[Extracted data entries]
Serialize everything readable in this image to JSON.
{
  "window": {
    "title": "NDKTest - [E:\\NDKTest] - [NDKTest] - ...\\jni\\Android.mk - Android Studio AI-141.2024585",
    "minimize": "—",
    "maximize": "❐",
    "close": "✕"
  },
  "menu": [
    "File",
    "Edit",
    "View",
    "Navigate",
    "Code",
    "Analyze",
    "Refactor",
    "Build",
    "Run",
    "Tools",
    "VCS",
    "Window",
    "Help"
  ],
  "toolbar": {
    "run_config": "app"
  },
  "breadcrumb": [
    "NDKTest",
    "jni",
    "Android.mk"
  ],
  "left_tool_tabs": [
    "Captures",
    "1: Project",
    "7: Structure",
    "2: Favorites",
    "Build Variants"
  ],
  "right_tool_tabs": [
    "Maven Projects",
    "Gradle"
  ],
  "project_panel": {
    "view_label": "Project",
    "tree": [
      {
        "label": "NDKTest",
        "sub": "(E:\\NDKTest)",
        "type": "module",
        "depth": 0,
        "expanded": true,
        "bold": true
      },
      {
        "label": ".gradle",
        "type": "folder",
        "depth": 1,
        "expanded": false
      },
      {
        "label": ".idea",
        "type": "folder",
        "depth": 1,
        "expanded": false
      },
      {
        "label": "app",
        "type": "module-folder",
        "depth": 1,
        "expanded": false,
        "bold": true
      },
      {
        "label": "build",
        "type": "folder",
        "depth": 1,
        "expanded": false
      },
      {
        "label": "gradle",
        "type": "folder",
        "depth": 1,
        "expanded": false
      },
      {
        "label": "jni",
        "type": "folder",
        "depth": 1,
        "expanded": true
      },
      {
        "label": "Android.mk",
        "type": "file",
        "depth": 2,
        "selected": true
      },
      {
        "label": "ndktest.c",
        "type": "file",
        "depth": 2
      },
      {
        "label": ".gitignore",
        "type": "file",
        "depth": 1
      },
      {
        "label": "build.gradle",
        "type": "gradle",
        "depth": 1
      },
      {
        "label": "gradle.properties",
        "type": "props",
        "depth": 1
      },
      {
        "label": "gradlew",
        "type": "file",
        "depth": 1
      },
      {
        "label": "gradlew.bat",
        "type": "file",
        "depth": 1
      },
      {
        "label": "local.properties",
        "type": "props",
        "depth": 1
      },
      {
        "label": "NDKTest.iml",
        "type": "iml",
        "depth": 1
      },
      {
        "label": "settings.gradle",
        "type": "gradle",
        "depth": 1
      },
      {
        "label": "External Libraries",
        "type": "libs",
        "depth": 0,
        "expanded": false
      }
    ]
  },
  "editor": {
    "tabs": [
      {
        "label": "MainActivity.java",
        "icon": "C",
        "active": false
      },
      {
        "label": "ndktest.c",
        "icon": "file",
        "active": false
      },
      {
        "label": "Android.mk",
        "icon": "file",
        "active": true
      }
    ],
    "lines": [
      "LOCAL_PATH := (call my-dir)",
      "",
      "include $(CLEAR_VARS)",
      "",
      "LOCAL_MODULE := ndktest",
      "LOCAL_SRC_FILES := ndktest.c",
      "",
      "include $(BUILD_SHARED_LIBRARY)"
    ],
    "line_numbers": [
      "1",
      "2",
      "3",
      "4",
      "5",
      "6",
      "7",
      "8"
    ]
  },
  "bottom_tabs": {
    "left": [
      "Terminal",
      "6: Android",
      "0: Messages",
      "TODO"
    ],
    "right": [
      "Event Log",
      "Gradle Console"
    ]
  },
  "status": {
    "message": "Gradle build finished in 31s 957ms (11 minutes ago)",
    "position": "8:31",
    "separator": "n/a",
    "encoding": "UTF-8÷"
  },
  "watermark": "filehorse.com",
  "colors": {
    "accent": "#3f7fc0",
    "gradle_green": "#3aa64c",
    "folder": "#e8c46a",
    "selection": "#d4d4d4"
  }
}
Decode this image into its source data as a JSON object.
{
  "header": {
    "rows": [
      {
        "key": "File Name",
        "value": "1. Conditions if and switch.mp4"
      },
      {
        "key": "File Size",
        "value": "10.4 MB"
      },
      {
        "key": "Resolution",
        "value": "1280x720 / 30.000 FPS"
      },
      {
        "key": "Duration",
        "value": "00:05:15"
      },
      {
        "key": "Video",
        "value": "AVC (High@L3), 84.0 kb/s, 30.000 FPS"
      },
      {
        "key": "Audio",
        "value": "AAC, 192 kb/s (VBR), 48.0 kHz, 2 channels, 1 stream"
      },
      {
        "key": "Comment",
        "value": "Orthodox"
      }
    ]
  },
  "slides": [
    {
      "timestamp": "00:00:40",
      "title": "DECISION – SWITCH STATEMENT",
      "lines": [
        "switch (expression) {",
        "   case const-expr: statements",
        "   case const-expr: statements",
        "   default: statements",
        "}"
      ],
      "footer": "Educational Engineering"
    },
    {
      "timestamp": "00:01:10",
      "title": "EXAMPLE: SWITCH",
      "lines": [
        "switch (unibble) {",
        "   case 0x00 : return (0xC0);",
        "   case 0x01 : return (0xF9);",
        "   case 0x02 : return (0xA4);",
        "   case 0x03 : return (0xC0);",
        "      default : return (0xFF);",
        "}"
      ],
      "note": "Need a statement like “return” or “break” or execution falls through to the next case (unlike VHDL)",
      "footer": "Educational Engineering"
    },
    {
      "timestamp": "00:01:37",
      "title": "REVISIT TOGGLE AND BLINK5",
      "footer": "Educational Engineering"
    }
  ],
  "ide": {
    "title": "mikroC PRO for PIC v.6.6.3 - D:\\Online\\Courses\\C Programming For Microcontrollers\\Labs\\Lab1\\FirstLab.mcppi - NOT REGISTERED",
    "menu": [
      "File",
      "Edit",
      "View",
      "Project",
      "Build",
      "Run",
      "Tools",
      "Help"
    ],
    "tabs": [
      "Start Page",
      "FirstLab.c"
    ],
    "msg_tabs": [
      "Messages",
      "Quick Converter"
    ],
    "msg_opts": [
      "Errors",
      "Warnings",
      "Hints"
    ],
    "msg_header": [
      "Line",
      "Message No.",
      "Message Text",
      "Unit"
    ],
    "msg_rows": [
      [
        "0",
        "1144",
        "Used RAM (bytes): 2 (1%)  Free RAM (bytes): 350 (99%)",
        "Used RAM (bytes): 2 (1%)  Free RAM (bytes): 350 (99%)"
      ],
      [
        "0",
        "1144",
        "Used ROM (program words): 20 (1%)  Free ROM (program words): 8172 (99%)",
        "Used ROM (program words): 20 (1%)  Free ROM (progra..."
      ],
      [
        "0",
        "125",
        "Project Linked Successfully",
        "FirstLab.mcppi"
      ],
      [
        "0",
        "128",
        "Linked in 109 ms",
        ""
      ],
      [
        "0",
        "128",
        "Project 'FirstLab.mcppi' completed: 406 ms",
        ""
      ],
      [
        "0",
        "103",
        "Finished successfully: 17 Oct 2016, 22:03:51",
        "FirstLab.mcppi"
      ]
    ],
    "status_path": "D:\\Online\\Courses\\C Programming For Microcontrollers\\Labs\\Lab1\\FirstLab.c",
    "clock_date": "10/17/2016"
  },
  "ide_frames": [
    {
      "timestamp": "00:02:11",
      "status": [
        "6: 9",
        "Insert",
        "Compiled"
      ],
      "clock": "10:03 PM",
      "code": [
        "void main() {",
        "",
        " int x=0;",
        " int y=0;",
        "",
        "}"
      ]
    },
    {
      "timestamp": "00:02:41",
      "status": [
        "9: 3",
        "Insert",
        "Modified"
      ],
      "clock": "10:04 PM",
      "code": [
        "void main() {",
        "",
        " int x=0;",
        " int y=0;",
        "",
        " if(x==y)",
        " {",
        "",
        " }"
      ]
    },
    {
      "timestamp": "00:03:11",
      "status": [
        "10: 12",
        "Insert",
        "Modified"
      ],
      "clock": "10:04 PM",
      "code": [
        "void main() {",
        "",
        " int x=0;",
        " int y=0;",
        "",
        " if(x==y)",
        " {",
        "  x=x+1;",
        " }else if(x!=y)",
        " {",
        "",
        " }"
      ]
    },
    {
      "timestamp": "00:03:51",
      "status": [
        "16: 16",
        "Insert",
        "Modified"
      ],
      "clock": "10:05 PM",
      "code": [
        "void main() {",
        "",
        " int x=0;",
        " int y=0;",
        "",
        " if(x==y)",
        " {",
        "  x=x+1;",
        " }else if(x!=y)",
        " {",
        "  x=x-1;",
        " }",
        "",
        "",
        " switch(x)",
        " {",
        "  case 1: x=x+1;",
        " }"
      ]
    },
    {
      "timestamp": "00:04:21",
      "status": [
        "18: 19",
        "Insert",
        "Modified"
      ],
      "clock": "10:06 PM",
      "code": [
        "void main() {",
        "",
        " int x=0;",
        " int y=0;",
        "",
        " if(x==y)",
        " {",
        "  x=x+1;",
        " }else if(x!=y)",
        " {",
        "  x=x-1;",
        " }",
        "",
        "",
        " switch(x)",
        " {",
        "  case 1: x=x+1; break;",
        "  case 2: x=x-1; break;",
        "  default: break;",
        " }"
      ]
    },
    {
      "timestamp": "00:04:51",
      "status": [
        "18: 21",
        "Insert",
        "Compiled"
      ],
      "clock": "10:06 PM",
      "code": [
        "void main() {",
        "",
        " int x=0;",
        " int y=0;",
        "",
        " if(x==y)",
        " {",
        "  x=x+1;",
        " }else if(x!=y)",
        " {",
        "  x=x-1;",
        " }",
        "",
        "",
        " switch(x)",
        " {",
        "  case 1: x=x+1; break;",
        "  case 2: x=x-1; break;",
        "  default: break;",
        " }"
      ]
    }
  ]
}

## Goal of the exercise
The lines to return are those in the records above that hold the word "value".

## Answer to this task
        "value": "1. Conditions if and switch.mp4"
        "value": "10.4 MB"
        "value": "1280x720 / 30.000 FPS"
        "value": "00:05:15"
        "value": "AVC (High@L3), 84.0 kb/s, 30.000 FPS"
        "value": "AAC, 192 kb/s (VBR), 48.0 kHz, 2 channels, 1 stream"
        "value": "Orthodox"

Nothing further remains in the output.